Crowdsourcing is a word that many of us have heard but not everybody understands. Google defines it as [to] "obtain (information or input into a particular task or project) by enlisting the services of a number of people, either paid or unpaid, typically via the Internet." This happens all over the place but one of the most successful examples of crowdsourcing that I have seen is Foursquare.

Up until somewhat recently we all knew Foursquare as that app everybody used to checkin places and let their friends know where they were at. Beyond that it allowed users to provide comments/ratings about the places they checked in. As adoption of the service grew so did their database of locations and even more important, information about those locations.
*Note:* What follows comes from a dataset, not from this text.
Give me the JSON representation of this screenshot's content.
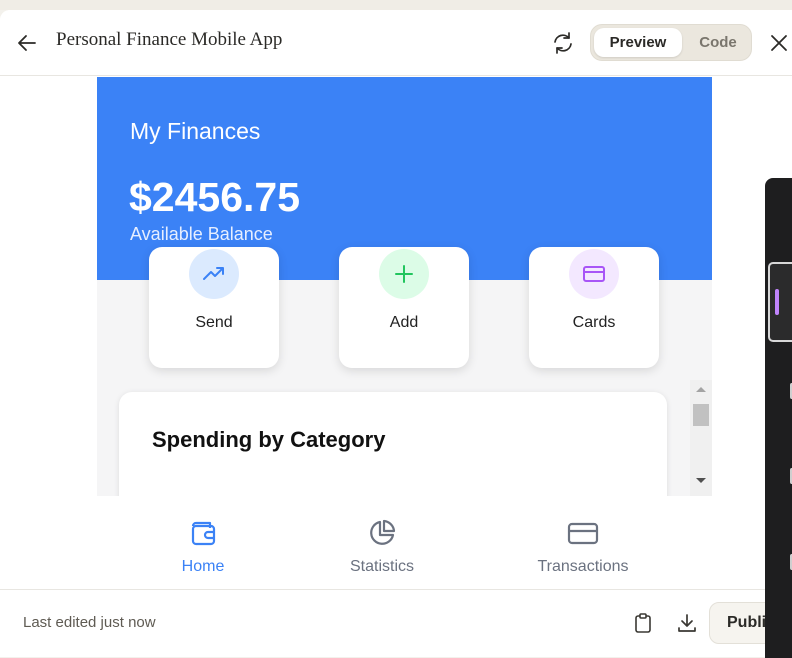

Recently Foursquare (as we knew it) has spun off into two apps, Foursquare and Swarm. The original checkin app, Foursquare launched in March of 2009 while the new checkin app, Swarm launched in May of 2014. You may be wondering, why the name change, or even more appropriately, what does this have to do with crowdsourcing? The way I see it, Foursquare conducted one of the most successful crowdsourcing experiments by posing as just an app to "check in" and share your location with friends while behind the scenes building an enormous database of detailed information about locations all over the world. I truly believe if they had gone about this in almost any other way it would have failed. The fact that they made it dead simple to create/share locations and provide comments about them was huge, and equally important, they gamified the heck out of it. From their point system to badges to mayorships, they played all their cards right. Anybody notice how nearly all of those things are gone now that they aren't relying on us to seed their database any more?

So now we have two apps, Swarm which is purely for "checking in" (sharing location) and organizing groups for public outings as well as Foursquare which is now one of the most populated and informative directories of public venues. The vast majority of people I followed on Foursquare stopped checking in once the split happened and now all reviews/discovery must be done through the Foursquare app. I can imagine there are numerous business decisions for going this route and I definitely applaud the company for proving that crowdsourcing definitely works and when done correctly it can be immensely effective.